By Mary Johnson
My long time neighbor, Andrew S., was born severely disabled with cerebral palsy. At 41, he's cared for by his mom and family who among other things make sure he takes six pills a day of pricey brand name drug to control seizures. Even though a generic exists, Andrew can't take it without bad reactions and his doctor has ordered no substitutes. The cost of that prescription alone runs $3,456 a year, which was covered by Medicaid — until recently.
Last May, Andrew's mom, Susan, called to say that Andrew, whose only income is his Social Security disability benefit, was found eligible for Medicare Extra Help Part D coverage. And in addition to Medicaid, Andrew would also receive health benefits through the Virginia state Medicaid program. But just two months after his new Medicare Part D coverage started, I received an S.O.S. call from Susan that it was about to end.
She received two letters from his Medicare drug plan— one stating that his expensive brand anti-seizure drug was not on the list of covered drugs, and that the supply he received was temporary. A second letter informed her that Andrew's drug coverage would end effective October 1, 2014.
Starting with the Medicare website's "drug plan finder" at Medicare.gov, I looked into the problem. The website tool allows you to enter the Medicare number of a beneficiary — your own or that of somebody you're helping — and then provides information on the individual's drug plan coverage as currently listed on Medicare's records. There I learned that Andrew's Part D plan would end effective October 1, 2014 and that a new Humana Medicare Advantage plan was listed as his "future coverage." But the listed Humana plan did not cover Andrew's brand name drug, either. Susan didn't receive notification of the change to Humana until almost a week after receiving the cancellation letter from his drug plan.
Andrew is one of 9.6 million low-income Medicare beneficiaries nationwide who also receive Medicaid benefits. Known as "dual eligibles" they are among the sickest and most vulnerable beneficiaries who account for a disproportionate share of spending in both Medicare and Medicaid. Like Andrew, dual eligibles tend to have long-term chronic health problems, and to require higher use of medical services and prescriptions than other program beneficiaries.

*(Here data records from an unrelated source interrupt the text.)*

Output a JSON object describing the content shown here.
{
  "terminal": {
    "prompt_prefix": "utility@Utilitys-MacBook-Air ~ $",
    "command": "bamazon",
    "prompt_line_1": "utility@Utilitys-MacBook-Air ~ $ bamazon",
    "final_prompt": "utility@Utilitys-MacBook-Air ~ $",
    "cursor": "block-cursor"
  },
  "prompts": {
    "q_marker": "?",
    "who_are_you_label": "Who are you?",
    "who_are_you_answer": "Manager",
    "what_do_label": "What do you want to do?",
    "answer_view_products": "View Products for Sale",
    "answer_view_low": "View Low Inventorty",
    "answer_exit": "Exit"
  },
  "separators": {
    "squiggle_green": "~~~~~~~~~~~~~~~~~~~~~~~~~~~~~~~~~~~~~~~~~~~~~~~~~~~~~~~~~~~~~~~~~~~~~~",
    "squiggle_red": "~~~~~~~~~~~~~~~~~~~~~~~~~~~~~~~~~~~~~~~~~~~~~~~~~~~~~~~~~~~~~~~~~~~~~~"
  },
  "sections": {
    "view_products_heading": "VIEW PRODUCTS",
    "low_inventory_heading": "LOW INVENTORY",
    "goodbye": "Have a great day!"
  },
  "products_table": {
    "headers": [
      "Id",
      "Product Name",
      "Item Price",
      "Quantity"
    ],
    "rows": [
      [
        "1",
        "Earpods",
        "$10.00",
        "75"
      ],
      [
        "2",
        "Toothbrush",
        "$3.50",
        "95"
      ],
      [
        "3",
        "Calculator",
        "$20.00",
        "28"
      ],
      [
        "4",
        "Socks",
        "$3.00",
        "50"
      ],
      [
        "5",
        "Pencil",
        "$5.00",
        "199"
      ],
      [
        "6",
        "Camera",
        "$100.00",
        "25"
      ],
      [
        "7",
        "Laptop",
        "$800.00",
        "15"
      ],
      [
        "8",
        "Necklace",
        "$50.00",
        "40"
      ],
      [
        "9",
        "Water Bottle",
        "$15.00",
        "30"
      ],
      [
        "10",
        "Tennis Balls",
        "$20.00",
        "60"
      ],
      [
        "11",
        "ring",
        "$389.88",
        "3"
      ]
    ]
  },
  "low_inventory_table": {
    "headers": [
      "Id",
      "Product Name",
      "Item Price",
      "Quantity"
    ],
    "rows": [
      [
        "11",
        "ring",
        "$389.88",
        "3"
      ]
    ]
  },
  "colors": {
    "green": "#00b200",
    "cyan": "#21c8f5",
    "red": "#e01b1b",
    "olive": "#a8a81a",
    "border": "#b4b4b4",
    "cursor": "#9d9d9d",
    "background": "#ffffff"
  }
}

At issue for Andrew and Susan is a new pilot Medicare and Medicaid program that utilizes Medicare managed care health plans to provide healthcare benefits for up to 2 million dual eligibles in participating states. Virginia, where Andrew and I live, is one of 12 states participating to date.
Both Medicare and state Medicaid programs are hoping the plans will coordinate care, reduce duplication of services, and save money. But a new report from the Government Accountability Office said that expectations regarding the extent to which integration of benefits will produce savings through lower use of costly Medicare services "may be optimistic." Beneficiary advocates, including TSCL, worry that enrollees have complex medical needs that some managed care plans and providers may not be able to meet. Problems for beneficiaries and their families are more likely to occur when states "automatically enroll" beneficiaries into the program, rather than intelligently selecting plans based on individual needs. Andrew was automatically assigned to the Humana plan, we later learned.
States are testing a variety of different payment models. Virginia is testing a model that will provide a "capitated" or fixed payment for the care of each enrollee. Over the next three years, Virginia Medicare/Medicaid plans will have to come up with a growing portion of savings each year to meet their targets. Will it work? Nobody knows.
Medicare advocates are watching closely. Because of annually increasing savings targets, beneficiaries potentially may be at risk of not getting all of the medically necessary services or prescription drugs that they need.
Beneficiaries retain the right of opting out of the demonstration at any time, and choosing another plan but they must take action to do so. I referred Susan to a State Health Insurance Assistance Program (SHIP) counselor. The counselors provide free, unbiased one-on-one counseling, and in Andrew's case, provided crucial information about how to opt out of the new program. Susan also learned that she could ask Andrew's doctor to request an exemption of Andrew's Part D plan's formulary to receive coverage for the brand name prescription.
With his mom's help, Andrew opted out of the new Humana plan and Susan contacted the state program to make sure Andrew stayed enrolled in his former Medicaid plan. In addition, she contacted Andrew's Medicare Part D plan saying she wanted to keep him enrolled in that plan as well. Finally, she asked Andrew's doctor to contact Andrew's Part D drug plan requesting an exemption to the formulary so that Andrew could get coverage for his Part D brand name drug. Altogether, Susan and Andrew will save an estimated $3,456 over the next 12 months.
It's crucial that families caring for chronically ill or disabled family members get the counseling and help they need to understand their Medicare and Medicaid benefits and make changes when necessary. Every state has SHIP Medicare and Medicaid benefit counselors who provide free, unbiased one-on-one counseling. Many operate through local agencies on aging, or senior services departments. Find a SHIP counselor online here or call the Eldercare Locator at 1-800-677-1116.
Sources: "Disabled Dual-Eligible Beneficiaries, Integration of Medicare and Medicaid Benefits May Not Lead to Expected Medicare Savings," U.S. Government Accountability Office, August 2014.